But in a country where public appetite for alternative news sources remains high, the move to induce news uniformity on all fronts is likely to backfire on the Vietnamese authorities. At best, it could work only for a time because tech-savvy Internet users will likely find workarounds to technological or censorship barriers.
At worst, it could fuel and perpetuate a vicious cycle. The intensification of news uniformity could further nudge an already disenchanted public towards alternative sources of information, which, while welcome, are not uniformly reliable. Too much reliance on these sources, exacerbated by the lack of trust in official narrative, could leave the public primed to believe any account criticising the Vietnamese government. This could be so even if such criticism is not well substantiated and the state-sanctioned narrative is actually accurate.
The sheer volume of social media means that the Vietnamese public is all the more vulnerable to a deluge of fake news, disinformation, and propaganda online. The more people are exposed to fake news, the more they lose trust in the mainstream media and its narratives, according to a 2020 report by Harvard Kennedy School’s Shorenstein Center.
Vietnamese authorities have often highlighted their capabilities in strong-arming foreign tech giants into complying with their tough regulations, a domestic political selling point that has drawn international ire. It is time some of this leverage was used to push foreign tech giants to pay Vietnamese news outlets for reproducing and using the latter’s original content. So far, no regulation has been enacted to oblige Big Tech to steer its copious cash toward such efforts.

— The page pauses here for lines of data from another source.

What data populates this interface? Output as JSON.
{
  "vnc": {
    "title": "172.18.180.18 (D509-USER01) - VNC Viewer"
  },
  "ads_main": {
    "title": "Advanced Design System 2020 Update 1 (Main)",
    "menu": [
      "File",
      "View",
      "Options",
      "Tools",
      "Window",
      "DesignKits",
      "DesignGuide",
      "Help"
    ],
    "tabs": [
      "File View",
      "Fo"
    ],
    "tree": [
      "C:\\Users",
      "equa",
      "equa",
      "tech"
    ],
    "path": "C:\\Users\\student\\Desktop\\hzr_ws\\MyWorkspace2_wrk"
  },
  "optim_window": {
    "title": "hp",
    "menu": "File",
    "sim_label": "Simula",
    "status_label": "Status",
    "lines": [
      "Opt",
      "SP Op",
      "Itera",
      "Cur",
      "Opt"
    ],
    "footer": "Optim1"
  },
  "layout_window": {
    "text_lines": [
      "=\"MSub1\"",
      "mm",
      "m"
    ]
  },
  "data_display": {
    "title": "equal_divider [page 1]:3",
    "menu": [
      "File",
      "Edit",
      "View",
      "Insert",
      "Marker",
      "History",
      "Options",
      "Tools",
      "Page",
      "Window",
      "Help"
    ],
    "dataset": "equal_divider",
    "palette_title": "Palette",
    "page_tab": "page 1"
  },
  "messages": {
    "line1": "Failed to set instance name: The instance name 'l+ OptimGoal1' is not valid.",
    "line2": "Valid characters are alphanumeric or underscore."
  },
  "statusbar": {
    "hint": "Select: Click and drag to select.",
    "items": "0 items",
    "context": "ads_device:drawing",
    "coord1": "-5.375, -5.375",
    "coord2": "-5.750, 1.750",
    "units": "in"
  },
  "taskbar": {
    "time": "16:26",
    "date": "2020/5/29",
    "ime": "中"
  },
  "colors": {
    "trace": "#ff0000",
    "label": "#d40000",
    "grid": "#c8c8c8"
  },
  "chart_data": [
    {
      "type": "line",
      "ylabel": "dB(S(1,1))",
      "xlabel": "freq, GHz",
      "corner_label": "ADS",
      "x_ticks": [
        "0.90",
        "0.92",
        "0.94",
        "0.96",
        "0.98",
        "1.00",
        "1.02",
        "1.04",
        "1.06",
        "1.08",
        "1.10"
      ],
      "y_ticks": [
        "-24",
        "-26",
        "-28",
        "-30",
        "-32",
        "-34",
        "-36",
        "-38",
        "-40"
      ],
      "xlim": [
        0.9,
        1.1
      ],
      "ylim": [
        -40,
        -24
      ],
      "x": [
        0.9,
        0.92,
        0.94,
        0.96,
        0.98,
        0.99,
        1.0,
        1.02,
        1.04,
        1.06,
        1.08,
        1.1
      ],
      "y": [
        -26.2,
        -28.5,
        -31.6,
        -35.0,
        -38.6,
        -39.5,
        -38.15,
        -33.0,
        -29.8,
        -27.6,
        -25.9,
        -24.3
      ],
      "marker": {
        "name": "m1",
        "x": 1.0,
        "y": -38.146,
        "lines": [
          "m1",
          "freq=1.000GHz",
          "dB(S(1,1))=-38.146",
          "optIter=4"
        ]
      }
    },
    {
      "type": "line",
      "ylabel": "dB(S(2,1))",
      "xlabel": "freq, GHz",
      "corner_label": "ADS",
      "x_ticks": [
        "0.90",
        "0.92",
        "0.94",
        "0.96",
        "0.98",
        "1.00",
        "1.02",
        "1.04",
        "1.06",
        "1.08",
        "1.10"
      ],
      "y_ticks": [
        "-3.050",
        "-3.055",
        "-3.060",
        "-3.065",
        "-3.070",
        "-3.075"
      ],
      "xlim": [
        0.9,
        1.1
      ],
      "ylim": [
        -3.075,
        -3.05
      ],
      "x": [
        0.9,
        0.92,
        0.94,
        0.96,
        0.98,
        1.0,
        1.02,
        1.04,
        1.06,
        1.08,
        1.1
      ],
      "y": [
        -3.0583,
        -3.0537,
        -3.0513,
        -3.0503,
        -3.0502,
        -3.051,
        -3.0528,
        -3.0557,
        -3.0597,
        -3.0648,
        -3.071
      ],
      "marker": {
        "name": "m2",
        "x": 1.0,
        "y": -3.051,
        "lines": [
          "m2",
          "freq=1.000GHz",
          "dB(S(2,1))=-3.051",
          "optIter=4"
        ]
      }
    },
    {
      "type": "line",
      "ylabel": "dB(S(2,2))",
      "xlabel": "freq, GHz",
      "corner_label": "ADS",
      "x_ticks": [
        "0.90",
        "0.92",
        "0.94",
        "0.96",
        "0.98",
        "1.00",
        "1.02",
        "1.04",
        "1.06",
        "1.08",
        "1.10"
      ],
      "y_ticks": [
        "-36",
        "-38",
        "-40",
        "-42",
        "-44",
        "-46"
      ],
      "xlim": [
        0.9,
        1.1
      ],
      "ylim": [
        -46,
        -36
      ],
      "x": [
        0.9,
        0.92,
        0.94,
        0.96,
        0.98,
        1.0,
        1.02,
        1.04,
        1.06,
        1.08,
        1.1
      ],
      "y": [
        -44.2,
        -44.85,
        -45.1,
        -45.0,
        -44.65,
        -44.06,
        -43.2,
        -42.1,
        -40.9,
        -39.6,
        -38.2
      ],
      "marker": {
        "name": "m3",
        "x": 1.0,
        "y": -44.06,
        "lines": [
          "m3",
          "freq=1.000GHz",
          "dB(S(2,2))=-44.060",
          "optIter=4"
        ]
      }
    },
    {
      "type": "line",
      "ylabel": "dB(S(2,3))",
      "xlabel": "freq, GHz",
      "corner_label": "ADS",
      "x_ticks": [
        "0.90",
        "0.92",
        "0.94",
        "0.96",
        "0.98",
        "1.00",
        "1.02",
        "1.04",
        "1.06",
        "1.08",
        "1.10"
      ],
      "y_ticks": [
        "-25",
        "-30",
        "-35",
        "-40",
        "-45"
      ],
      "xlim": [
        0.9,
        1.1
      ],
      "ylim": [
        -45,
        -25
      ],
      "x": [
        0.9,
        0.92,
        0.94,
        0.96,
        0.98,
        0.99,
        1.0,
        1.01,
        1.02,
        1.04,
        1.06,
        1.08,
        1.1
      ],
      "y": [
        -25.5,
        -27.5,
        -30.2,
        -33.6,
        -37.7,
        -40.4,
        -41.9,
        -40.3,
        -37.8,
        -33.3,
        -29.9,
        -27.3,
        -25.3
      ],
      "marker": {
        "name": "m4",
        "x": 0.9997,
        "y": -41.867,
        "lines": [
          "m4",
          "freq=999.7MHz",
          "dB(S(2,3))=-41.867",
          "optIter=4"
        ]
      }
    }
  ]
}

The government has to begin by empowering Vietnam’s mainstream media to produce more critical, objective and relatable journalism, instead of making it churn out uniform coverage. Vietnamese politicians are likely to be wary of doing so, however, having learned a hard lesson from their Russian counterparts. To many Communist stalwarts, under the helm of the late Soviet leader Mikhail Gorbachev, there was too much media liberalisation and the free flow of information appeared to lead to disastrous consequences, even the demise of the former Soviet Union.
But a more robust and independent press does not necessarily mean it will inevitably create regime change or undermine the Communist Party’s leadership. It could play a crucial role in improving effective policymaking, bolstering Vietnam’s ability to tackle rampant corruption and boosting economic reform by publicising crooked behaviour – all to fortify the regime’s legitimacy.
Dien Nguyen An Luong is Visiting Fellow with the Media, Technology and Society Programme, ISEAS – Yusof Ishak Institute. A journalist with significant experience as managing editor at Vietnam’s top newsrooms, his work has also appeared in the New York Times, the Washington Post, the Guardian, South China Morning Post, and other publications.